I’ve seen all the support cushions for pregnancy massage, and I too am curious to hear/see information about the benefits and contraindications. I have only been exposed to side-lying and reclining massage.
=========
I don’t do pregnancy massage, but we were taught in school they are not supposed to be prone at all and not to waste our money of a pregnancy table with the cut out that allows you to because it’s still a contraindication.
=========
In my practice I used a pregnancy pillow and my moms loved it. I had a handful of expectant mothers that were too small to be comfortable lying prone so we just adjusted to a side-lying position. Being able to lay in a comfortable prone position many of my clients were able to achieve a deeper state of relaxation. I myself have used it and I am not pregnant. The pillow reduced the tension in my back and allieveated pain due to two bulging disks.
=========

  
I have the Body Cushion system and have done a few pregnancy massages. Being able to lie prone was a relief to them. The cushions can be adjusted so there isn’t stress on the back. Just like any other client, though, you just have to adjust to each one, and each session as they get farther along. My policy is to ask for a new written Dr.’s release every thirty days, since the see the Dr. at least 1 x per month.

If you wish to receive a massage on a pregnancy massage table with holes cut-out then unfortunately we would not be able to help you but we certainly can provide a safe and effective pregnancy massage with you lying on your side.

By Richard Lane

Spondylolisthesis and Massage Therapy

Many people book in for remedial and therapeutic massage because of lower back pain. However, the causes of lower back pain can vary considerably and they are poorly understood. Massage therapy can be appropriate for a significant proportion of those who present with lower back pain due to muscular tightness and/or trigger points. However, massage therapists are not permitted to diagnose conditions and there are some patients for whom massage is contraindicated or for whom massage should only be performed under the direction of a suitable physician.
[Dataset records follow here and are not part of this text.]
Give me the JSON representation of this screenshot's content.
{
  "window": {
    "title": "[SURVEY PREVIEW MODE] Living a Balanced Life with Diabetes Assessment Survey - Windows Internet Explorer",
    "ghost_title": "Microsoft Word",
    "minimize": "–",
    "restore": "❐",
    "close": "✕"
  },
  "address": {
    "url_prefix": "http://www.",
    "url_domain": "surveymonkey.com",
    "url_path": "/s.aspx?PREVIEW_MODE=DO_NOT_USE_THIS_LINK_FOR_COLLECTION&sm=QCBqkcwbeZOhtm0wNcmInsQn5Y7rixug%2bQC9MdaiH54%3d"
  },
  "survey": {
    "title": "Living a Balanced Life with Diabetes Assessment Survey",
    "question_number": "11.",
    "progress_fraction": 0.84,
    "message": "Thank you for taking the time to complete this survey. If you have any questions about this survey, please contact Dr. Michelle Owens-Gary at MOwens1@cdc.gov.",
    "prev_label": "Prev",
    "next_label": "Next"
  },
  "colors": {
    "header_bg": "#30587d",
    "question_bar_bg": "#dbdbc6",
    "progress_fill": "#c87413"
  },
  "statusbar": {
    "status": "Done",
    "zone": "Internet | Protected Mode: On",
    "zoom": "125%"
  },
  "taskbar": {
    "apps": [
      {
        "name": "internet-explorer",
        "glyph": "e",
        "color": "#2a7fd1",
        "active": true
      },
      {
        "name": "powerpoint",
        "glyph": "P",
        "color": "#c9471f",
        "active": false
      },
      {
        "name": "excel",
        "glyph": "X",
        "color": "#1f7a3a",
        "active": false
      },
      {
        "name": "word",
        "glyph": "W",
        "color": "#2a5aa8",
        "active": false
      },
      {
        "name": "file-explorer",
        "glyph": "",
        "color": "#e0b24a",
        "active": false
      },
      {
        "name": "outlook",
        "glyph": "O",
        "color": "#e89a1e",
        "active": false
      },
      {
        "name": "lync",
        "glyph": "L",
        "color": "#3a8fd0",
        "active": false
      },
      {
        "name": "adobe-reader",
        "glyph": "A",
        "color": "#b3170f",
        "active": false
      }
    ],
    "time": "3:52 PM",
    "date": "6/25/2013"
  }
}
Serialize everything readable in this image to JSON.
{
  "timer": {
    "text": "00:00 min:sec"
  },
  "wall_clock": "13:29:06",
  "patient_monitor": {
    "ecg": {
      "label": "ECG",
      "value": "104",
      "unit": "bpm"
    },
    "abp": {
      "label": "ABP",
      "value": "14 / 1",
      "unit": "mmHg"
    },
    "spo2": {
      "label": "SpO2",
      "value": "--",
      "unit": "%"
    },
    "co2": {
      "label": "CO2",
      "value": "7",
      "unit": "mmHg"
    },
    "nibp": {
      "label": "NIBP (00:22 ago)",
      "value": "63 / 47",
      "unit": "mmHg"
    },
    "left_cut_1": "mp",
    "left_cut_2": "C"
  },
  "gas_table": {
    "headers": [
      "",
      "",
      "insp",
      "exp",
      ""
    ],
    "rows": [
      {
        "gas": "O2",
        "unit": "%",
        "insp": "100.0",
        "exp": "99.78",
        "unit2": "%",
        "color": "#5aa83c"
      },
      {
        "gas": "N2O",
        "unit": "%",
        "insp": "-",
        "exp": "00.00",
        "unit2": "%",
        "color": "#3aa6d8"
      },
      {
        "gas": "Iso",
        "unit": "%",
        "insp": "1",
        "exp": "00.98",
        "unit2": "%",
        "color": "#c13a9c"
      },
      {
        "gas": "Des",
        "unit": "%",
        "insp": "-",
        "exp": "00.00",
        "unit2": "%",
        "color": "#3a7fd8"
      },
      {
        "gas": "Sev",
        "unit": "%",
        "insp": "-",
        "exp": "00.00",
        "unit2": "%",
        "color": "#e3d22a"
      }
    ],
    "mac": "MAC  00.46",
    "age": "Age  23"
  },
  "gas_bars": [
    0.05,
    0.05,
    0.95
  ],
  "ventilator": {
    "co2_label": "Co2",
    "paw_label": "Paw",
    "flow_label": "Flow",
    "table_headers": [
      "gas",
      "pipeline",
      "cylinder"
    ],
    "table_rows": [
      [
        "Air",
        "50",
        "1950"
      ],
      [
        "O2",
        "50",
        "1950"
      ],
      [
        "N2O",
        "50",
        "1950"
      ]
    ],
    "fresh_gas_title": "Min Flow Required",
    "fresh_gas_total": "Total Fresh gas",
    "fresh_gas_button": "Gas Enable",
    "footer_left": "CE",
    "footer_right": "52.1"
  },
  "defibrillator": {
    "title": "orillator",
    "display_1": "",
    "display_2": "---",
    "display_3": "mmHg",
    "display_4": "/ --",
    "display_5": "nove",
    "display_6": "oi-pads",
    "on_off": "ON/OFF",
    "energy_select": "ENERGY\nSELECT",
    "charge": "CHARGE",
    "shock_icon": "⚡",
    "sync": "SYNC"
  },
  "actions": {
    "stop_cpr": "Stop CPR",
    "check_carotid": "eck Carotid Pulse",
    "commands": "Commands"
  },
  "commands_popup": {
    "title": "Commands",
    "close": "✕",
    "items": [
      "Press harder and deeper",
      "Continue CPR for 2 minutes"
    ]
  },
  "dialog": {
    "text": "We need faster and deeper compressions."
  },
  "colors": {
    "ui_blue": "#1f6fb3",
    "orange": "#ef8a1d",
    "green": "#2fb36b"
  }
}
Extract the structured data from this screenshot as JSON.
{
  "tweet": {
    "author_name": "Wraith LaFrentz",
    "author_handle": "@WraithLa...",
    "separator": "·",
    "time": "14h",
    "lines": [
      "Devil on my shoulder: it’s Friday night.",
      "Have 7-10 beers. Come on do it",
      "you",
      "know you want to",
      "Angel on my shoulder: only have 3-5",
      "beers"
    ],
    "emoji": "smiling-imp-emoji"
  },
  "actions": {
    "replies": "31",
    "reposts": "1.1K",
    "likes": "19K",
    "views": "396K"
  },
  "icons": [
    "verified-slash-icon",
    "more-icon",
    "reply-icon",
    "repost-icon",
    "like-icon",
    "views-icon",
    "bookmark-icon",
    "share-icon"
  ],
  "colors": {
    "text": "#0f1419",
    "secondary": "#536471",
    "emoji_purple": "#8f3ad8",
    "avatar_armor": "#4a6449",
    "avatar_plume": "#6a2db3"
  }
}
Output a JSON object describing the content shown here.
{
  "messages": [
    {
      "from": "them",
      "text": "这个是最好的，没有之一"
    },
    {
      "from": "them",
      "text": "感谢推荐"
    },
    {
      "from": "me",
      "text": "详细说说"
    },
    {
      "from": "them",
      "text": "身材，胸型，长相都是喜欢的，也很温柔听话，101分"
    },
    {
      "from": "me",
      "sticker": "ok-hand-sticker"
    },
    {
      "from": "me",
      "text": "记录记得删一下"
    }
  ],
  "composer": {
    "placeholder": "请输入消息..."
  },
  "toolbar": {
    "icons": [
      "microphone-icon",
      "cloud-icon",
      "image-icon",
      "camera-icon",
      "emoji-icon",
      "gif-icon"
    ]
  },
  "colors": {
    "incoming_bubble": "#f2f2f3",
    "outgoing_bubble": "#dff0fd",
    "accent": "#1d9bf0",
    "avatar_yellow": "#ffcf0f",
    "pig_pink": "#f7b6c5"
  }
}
One such condition for which massage therapists should be extremely cautious is spondylolisthesis. If you think or suspect that a client may be presenting with spondylolisthesis then you should consider that the massage is contraindicated.
Spondylolisthesis arises from a stress fracture in the vertebrae, most typically in the L5-S1 region and occurs when one vertebra actually slides forward relative to another because of the fracture.
Activities that cause repeated flexion and extension of the spine are considered to be risk factors for the development of spondylolisthesis. Gymnasts, butterfly swimmers, weightlifters, for example, are particularly susceptible. In addition excessive lumbar lordosis is often considered to be a contributing factor as the greater curvature of the spine can place increase loads and the tilt angles at various parts of the spine.
Clients who present with spondylolisthesis will likely complain of dull pain in the lower lumbar or upper sacral areas and this pain will normally occur after the person has been performing the repeated flexion/extension activities. If a therapist tries to palpate the area then pain levels can increase if there is anterior forces being applied to the spine that can further contribute to forward slipping. X-rays or MRI scans may be required to confirm the presence of an anterior slipped vertebra.
Treatment for spondylolisthesis will normally begin with rest and refraining from carrying out any activities that flex/extend the spine. Some physical therapists may suggest bracing of the back to prevent further movement. It is likely that some strengthening and flexibility training may be incorporated into a rehab programme and it is at this point that a massage therapist is most likely to become involved. Under direction, the therapist may target muscles that have become hypertonic in response to compensating for pain.
However, a word of caution is that hamstrings will often tighten in those who are suffering from the condition. The reason for this is that they are effectively trying to rotate the pelvis posteriorly and minimise further vertebral slipping. Releasing tight hamstrings in spondylolisthesis patients would generally not be recommended, particularly in the early stages of rehabilitation.

By Richard Lane


Tweet